|International Classification||H01Q3/46, H01Q3/26|
|Cooperative Classification||H01Q3/46, H01Q3/26|
|European Classification||H01Q3/26, H01Q3/46|
|Dec 28, 1987||AS||Assignment|
Owner name: HONEYWELL INC., HONEYWELL PLAZA, MINNEAPOLIS, MINN
Free format text: ASSIGNMENT OF ASSIGNORS INTEREST.;ASSIGNORS:KOFOL, J. STEPHEN;SCHROEPFER, DANIEL A.;REEL/FRAME:004809/0369;SIGNING DATES FROM 19871214 TO 19871217
|Mar 22, 1993||FPAY||Fee payment|
Year of fee payment: 4

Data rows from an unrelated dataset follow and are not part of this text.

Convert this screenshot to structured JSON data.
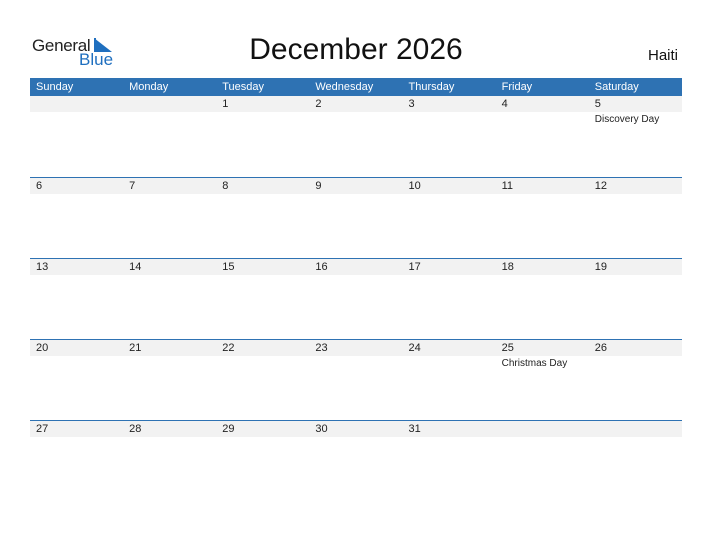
{
  "logo": {
    "general": "General",
    "blue": "Blue"
  },
  "title": "December 2026",
  "country": "Haiti",
  "colors": {
    "accent": "#2e72b3",
    "band": "#f2f2f2"
  },
  "weekdays": [
    "Sunday",
    "Monday",
    "Tuesday",
    "Wednesday",
    "Thursday",
    "Friday",
    "Saturday"
  ],
  "weeks": [
    [
      {
        "day": "",
        "holiday": ""
      },
      {
        "day": "",
        "holiday": ""
      },
      {
        "day": "1",
        "holiday": ""
      },
      {
        "day": "2",
        "holiday": ""
      },
      {
        "day": "3",
        "holiday": ""
      },
      {
        "day": "4",
        "holiday": ""
      },
      {
        "day": "5",
        "holiday": "Discovery Day"
      }
    ],
    [
      {
        "day": "6",
        "holiday": ""
      },
      {
        "day": "7",
        "holiday": ""
      },
      {
        "day": "8",
        "holiday": ""
      },
      {
        "day": "9",
        "holiday": ""
      },
      {
        "day": "10",
        "holiday": ""
      },
      {
        "day": "11",
        "holiday": ""
      },
      {
        "day": "12",
        "holiday": ""
      }
    ],
    [
      {
        "day": "13",
        "holiday": ""
      },
      {
        "day": "14",
        "holiday": ""
      },
      {
        "day": "15",
        "holiday": ""
      },
      {
        "day": "16",
        "holiday": ""
      },
      {
        "day": "17",
        "holiday": ""
      },
      {
        "day": "18",
        "holiday": ""
      },
      {
        "day": "19",
        "holiday": ""
      }
    ],
    [
      {
        "day": "20",
        "holiday": ""
      },
      {
        "day": "21",
        "holiday": ""
      },
      {
        "day": "22",
        "holiday": ""
      },
      {
        "day": "23",
        "holiday": ""
      },
      {
        "day": "24",
        "holiday": ""
      },
      {
        "day": "25",
        "holiday": "Christmas Day"
      },
      {
        "day": "26",
        "holiday": ""
      }
    ],
    [
      {
        "day": "27",
        "holiday": ""
      },
      {
        "day": "28",
        "holiday": ""
      },
      {
        "day": "29",
        "holiday": ""
      },
      {
        "day": "30",
        "holiday": ""
      },
      {
        "day": "31",
        "holiday": ""
      },
      {
        "day": "",
        "holiday": ""
      },
      {
        "day": "",
        "holiday": ""
      }
    ]
  ]
}
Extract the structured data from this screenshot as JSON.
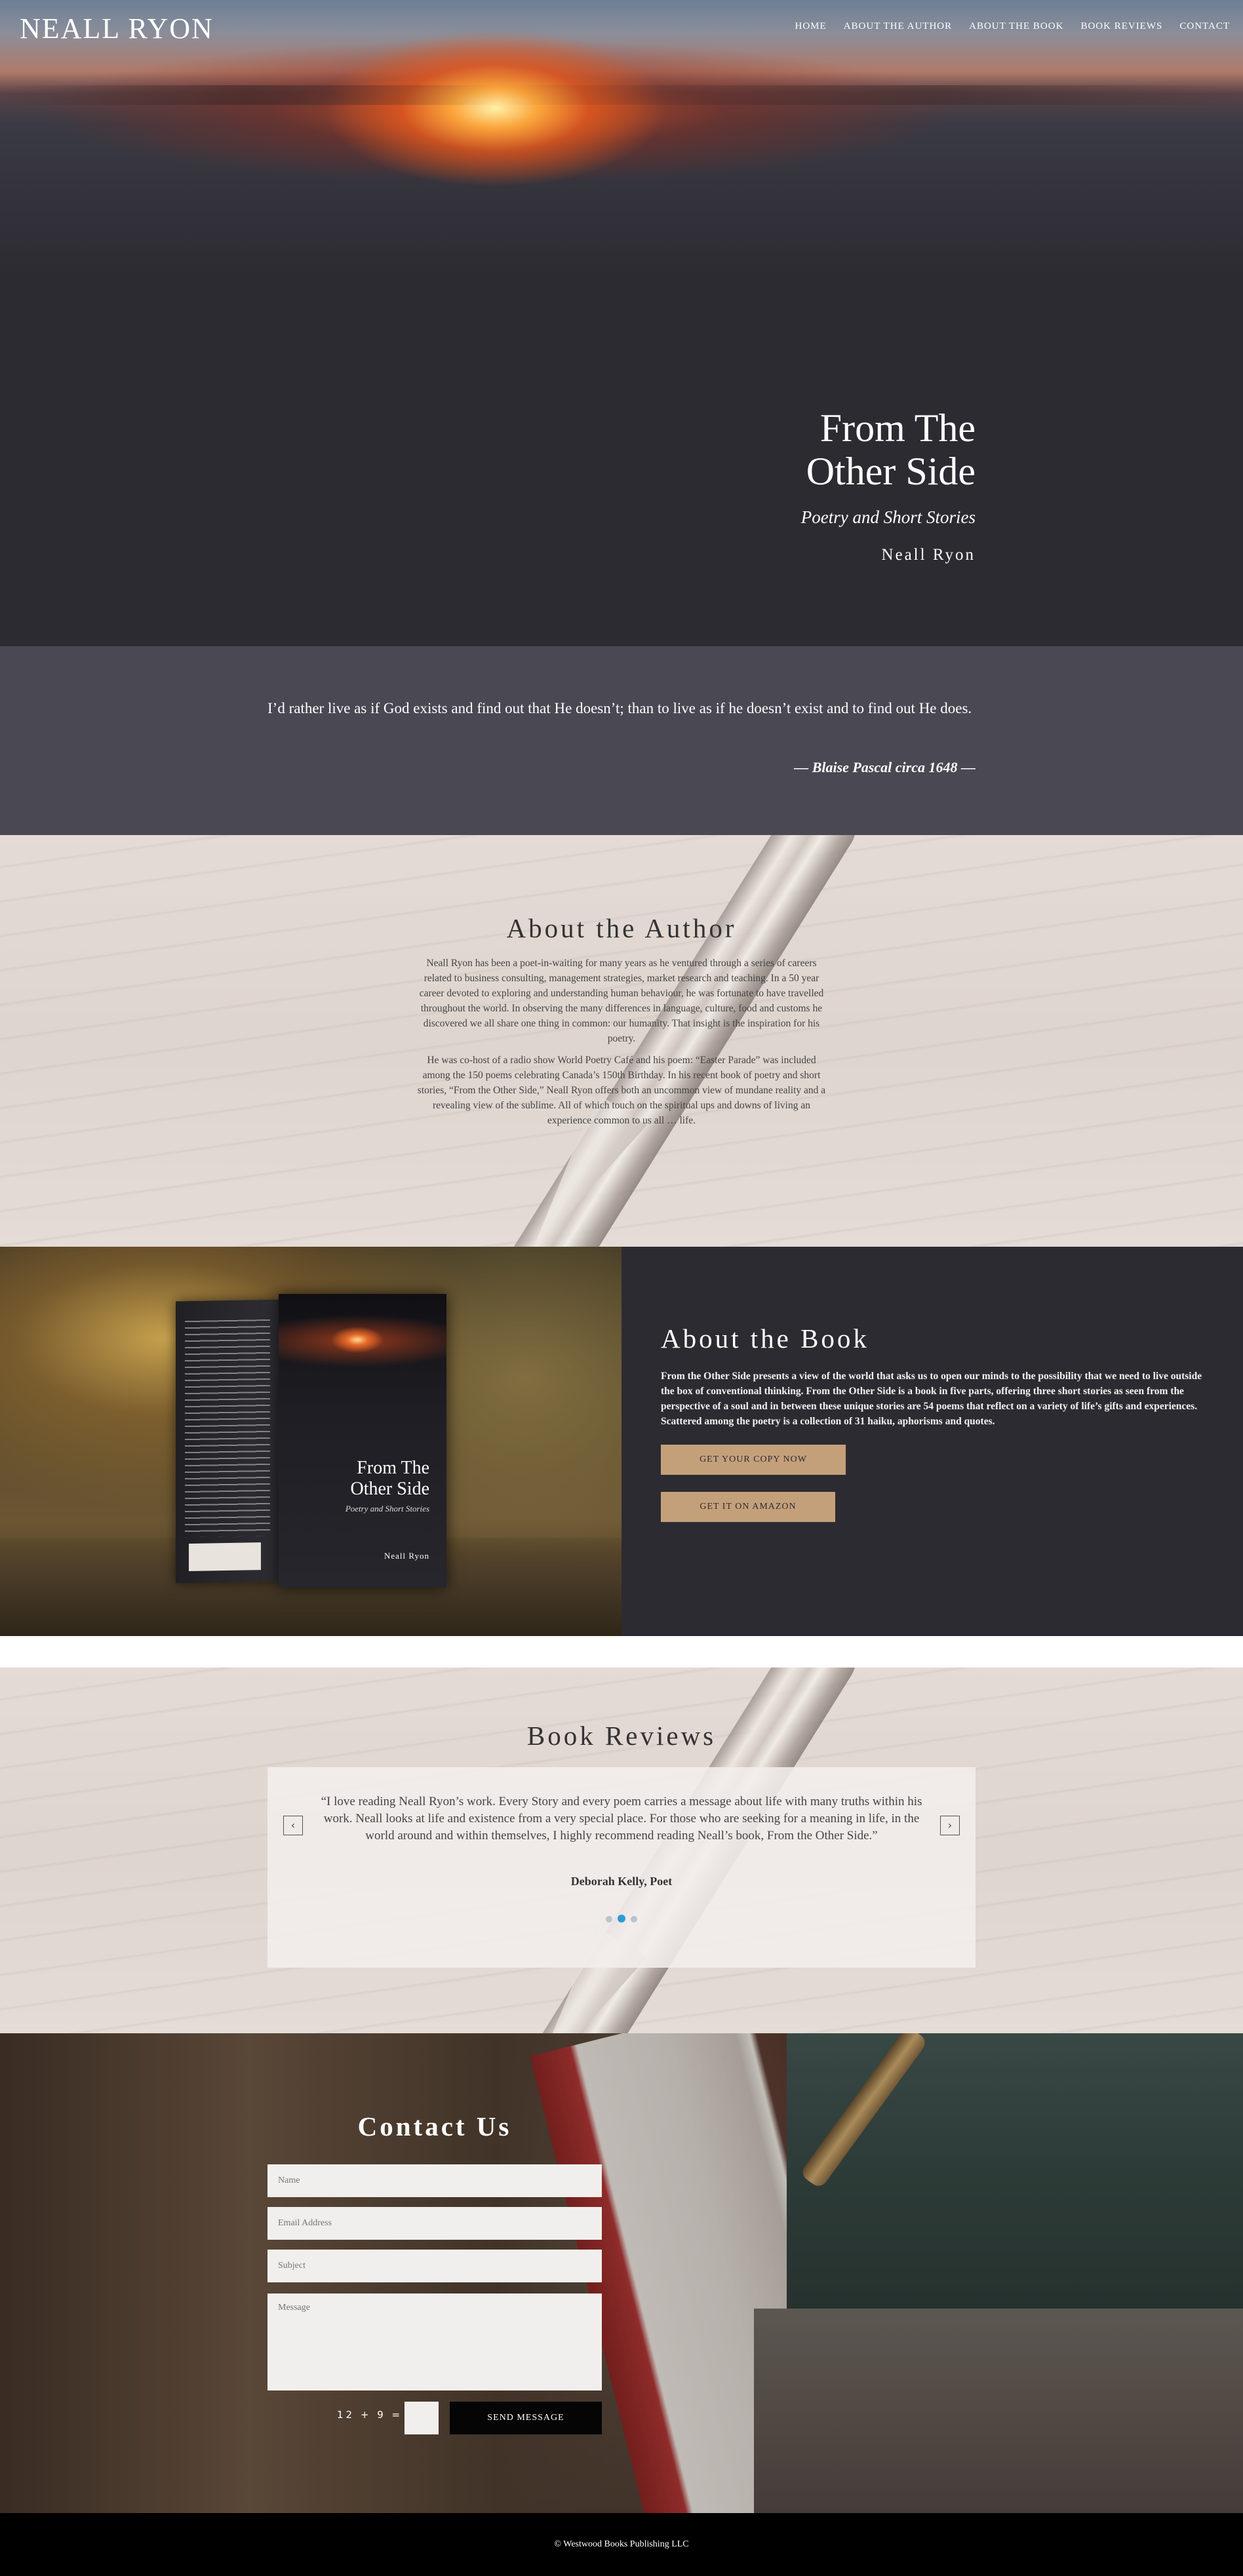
{
  "header": {
    "logo": "NEALL RYON",
    "nav": [
      "HOME",
      "ABOUT THE AUTHOR",
      "ABOUT THE BOOK",
      "BOOK REVIEWS",
      "CONTACT"
    ]
  },
  "hero": {
    "title_line1": "From The",
    "title_line2": "Other Side",
    "subtitle": "Poetry and Short Stories",
    "author": "Neall Ryon"
  },
  "quote": {
    "text": "I’d rather live as if God exists and find out that He doesn’t; than to live as if he doesn’t exist and to find out He does.",
    "source": "— Blaise Pascal circa 1648 —"
  },
  "author_section": {
    "title": "About the Author",
    "p1": "Neall Ryon has been a poet-in-waiting for many years as he ventured through a series of careers related to business consulting, management strategies, market research and teaching. In a 50 year career devoted to exploring and understanding human behaviour, he was fortunate to have travelled throughout the world. In observing the many differences in language, culture, food and customs he discovered we all share one thing in common: our humanity. That insight is the inspiration for his poetry.",
    "p2": "He was co-host of a radio show World Poetry Café and his poem: “Easter Parade” was included among the 150 poems celebrating Canada’s 150th Birthday. In his recent book of poetry and short stories, “From the Other Side,” Neall Ryon offers both an uncommon view of mundane reality and a revealing view of the sublime. All of which touch on the spiritual ups and downs of living an experience common to us all … life."
  },
  "book_section": {
    "cover_title_line1": "From The",
    "cover_title_line2": "Other Side",
    "cover_subtitle": "Poetry and Short Stories",
    "cover_author": "Neall Ryon",
    "title": "About the Book",
    "description": "From the Other Side presents a view of the world that asks us to open our minds to the possibility that we need to live outside the box of conventional thinking. From the Other Side is a book in five parts, offering three short stories as seen from the perspective of a soul and in between these unique stories are 54 poems that reflect on a variety of life’s gifts and experiences. Scattered among the poetry is a collection of 31 haiku, aphorisms and quotes.",
    "button1": "GET YOUR COPY NOW",
    "button2": "GET IT ON AMAZON"
  },
  "reviews": {
    "title": "Book Reviews",
    "prev": "‹",
    "next": "›",
    "text": "“I love reading Neall Ryon’s work. Every Story and every poem carries a message about life with many truths within his work. Neall looks at life and existence from a very special place. For those who are seeking for a meaning in life, in the world around and within themselves, I highly recommend reading Neall’s book, From the Other Side.”",
    "reviewer": "Deborah Kelly, Poet",
    "slide_count": 3,
    "active_slide": 2
  },
  "contact": {
    "title": "Contact Us",
    "name_placeholder": "Name",
    "email_placeholder": "Email Address",
    "subject_placeholder": "Subject",
    "message_placeholder": "Message",
    "captcha": "12 + 9 =",
    "send": "SEND MESSAGE"
  },
  "footer": {
    "text": "© Westwood Books Publishing LLC"
  }
}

|Jul 15, 1997||REMI||Maintenance fee reminder mailed|
|Dec 7, 1997||LAPS||Lapse for failure to pay maintenance fees|
|Feb 17, 1998||FP||Expired due to failure to pay maintenance fee|
Effective date: 19971210